- MATERIAL FOR THE TASK:
=== Begin Enclosure ===
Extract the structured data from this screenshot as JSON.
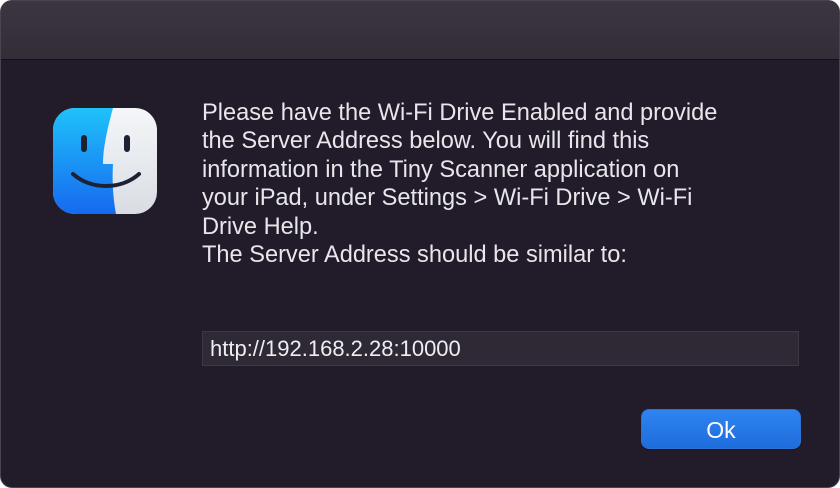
{
  "dialog": {
    "message_lines": [
      "Please have the Wi-Fi Drive Enabled and provide",
      "the Server Address below. You will find this",
      "information in the Tiny Scanner application on",
      "your iPad, under Settings > Wi-Fi Drive > Wi-Fi",
      "Drive Help."
    ],
    "hint_line": "The Server Address should be similar to:",
    "address_value": "http://192.168.2.28:10000",
    "ok_label": "Ok"
  },
  "icons": {
    "app_icon": "finder-icon"
  },
  "colors": {
    "background": "#221b2a",
    "titlebar": "#37323c",
    "text": "#e8e6ea",
    "field_background": "#2e2935",
    "accent": "#2577e6"
  }
}
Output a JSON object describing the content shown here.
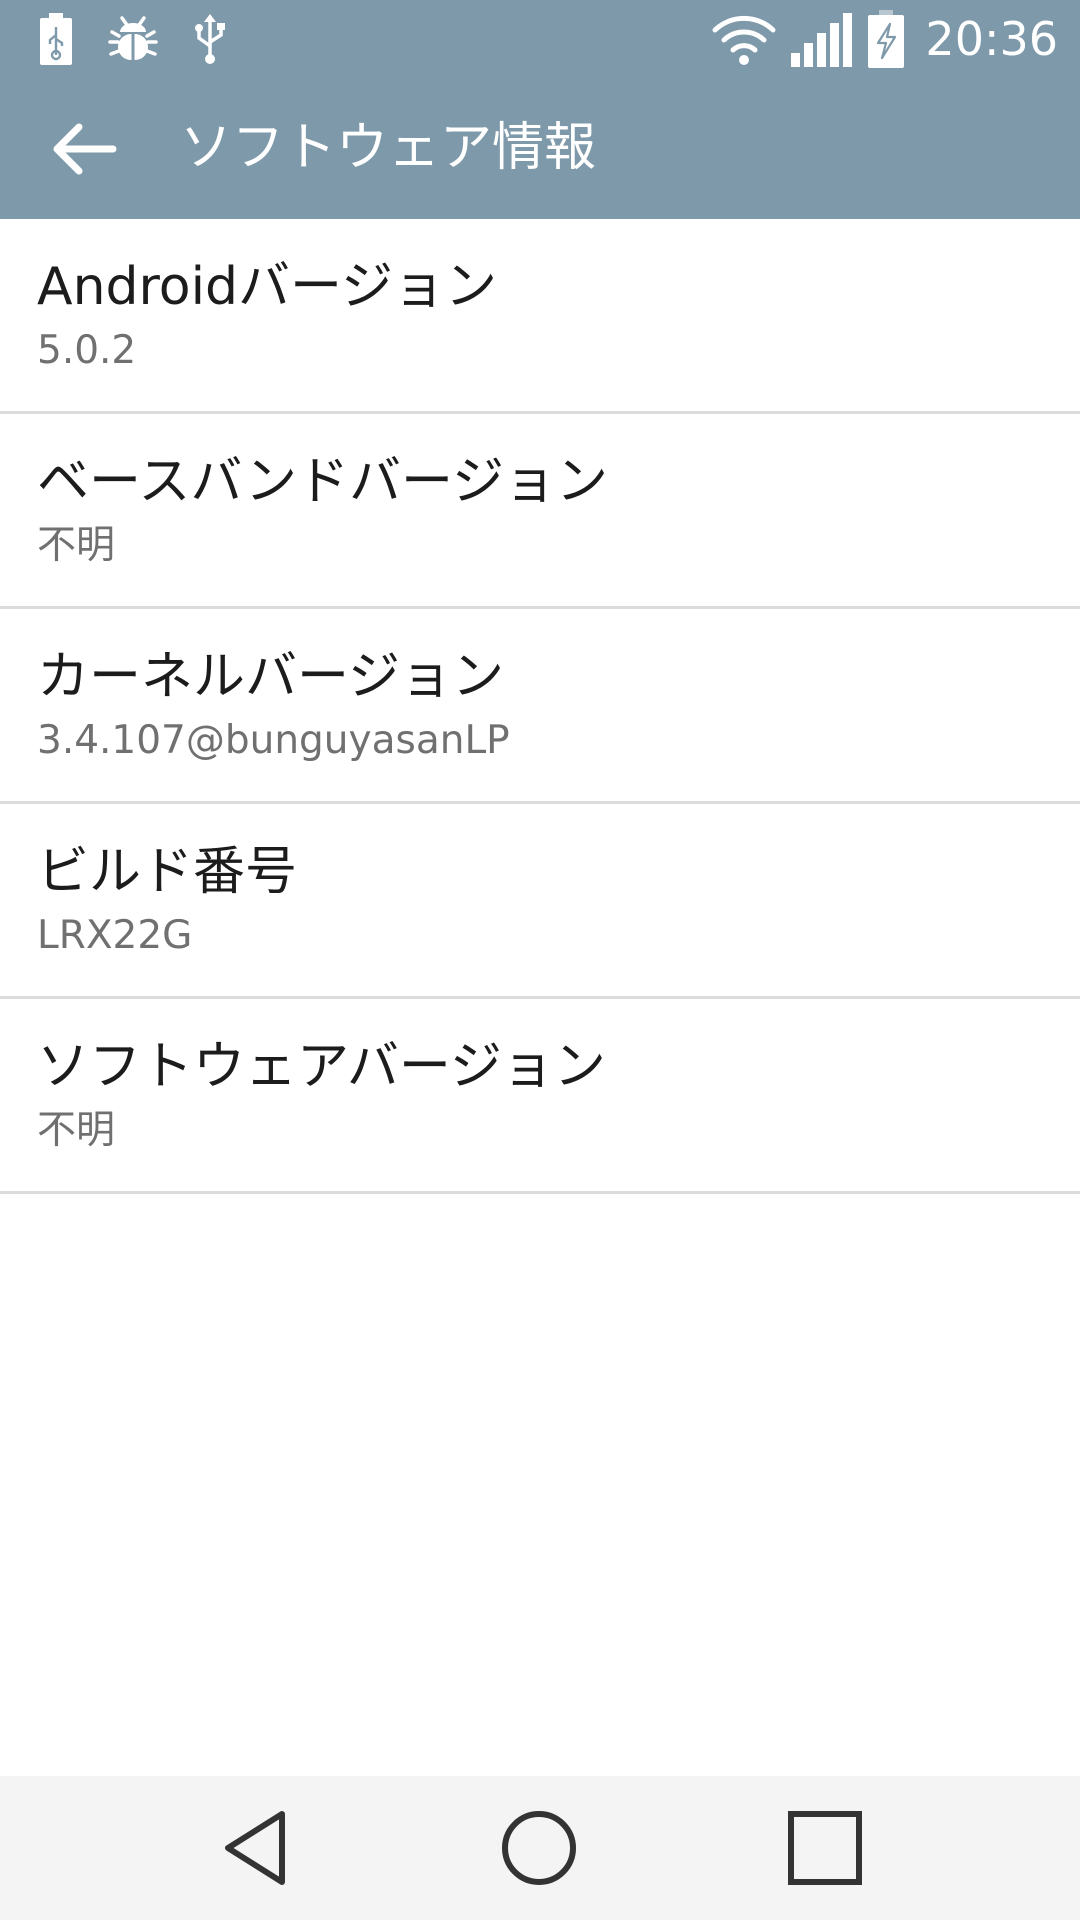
{
  "status_bar": {
    "time": "20:36",
    "left_icons": [
      "battery-usb-icon",
      "bug-icon",
      "usb-icon"
    ],
    "right_icons": [
      "wifi-icon",
      "signal-icon",
      "battery-charging-icon"
    ]
  },
  "action_bar": {
    "back_icon": "arrow-back-icon",
    "title": "ソフトウェア情報"
  },
  "items": [
    {
      "title": "Androidバージョン",
      "value": "5.0.2"
    },
    {
      "title": "ベースバンドバージョン",
      "value": "不明"
    },
    {
      "title": "カーネルバージョン",
      "value": "3.4.107@bunguyasanLP"
    },
    {
      "title": "ビルド番号",
      "value": "LRX22G"
    },
    {
      "title": "ソフトウェアバージョン",
      "value": "不明"
    }
  ],
  "nav_bar": {
    "buttons": [
      "nav-back-icon",
      "nav-home-icon",
      "nav-recents-icon"
    ]
  },
  "colors": {
    "top_bar": "#7e99a9",
    "background": "#ffffff",
    "divider": "#dcdcdc",
    "title_text": "#1c1c1c",
    "value_text": "#707070",
    "nav_bar": "#f4f4f4"
  }
}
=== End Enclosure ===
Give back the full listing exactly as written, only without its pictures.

- RESULT FOR THIS TASK:
Extract the structured data from this screenshot as JSON.
{
  "dialog": {
    "message_lines": [
      "Please have the Wi-Fi Drive Enabled and provide",
      "the Server Address below. You will find this",
      "information in the Tiny Scanner application on",
      "your iPad, under Settings > Wi-Fi Drive > Wi-Fi",
      "Drive Help."
    ],
    "hint_line": "The Server Address should be similar to:",
    "address_value": "http://192.168.2.28:10000",
    "ok_label": "Ok"
  },
  "icons": {
    "app_icon": "finder-icon"
  },
  "colors": {
    "background": "#221b2a",
    "titlebar": "#37323c",
    "text": "#e8e6ea",
    "field_background": "#2e2935",
    "accent": "#2577e6"
  }
}
Output a JSON object describing the content shown here.
{
  "status_bar": {
    "time": "20:36",
    "left_icons": [
      "battery-usb-icon",
      "bug-icon",
      "usb-icon"
    ],
    "right_icons": [
      "wifi-icon",
      "signal-icon",
      "battery-charging-icon"
    ]
  },
  "action_bar": {
    "back_icon": "arrow-back-icon",
    "title": "ソフトウェア情報"
  },
  "items": [
    {
      "title": "Androidバージョン",
      "value": "5.0.2"
    },
    {
      "title": "ベースバンドバージョン",
      "value": "不明"
    },
    {
      "title": "カーネルバージョン",
      "value": "3.4.107@bunguyasanLP"
    },
    {
      "title": "ビルド番号",
      "value": "LRX22G"
    },
    {
      "title": "ソフトウェアバージョン",
      "value": "不明"
    }
  ],
  "nav_bar": {
    "buttons": [
      "nav-back-icon",
      "nav-home-icon",
      "nav-recents-icon"
    ]
  },
  "colors": {
    "top_bar": "#7e99a9",
    "background": "#ffffff",
    "divider": "#dcdcdc",
    "title_text": "#1c1c1c",
    "value_text": "#707070",
    "nav_bar": "#f4f4f4"
  }
}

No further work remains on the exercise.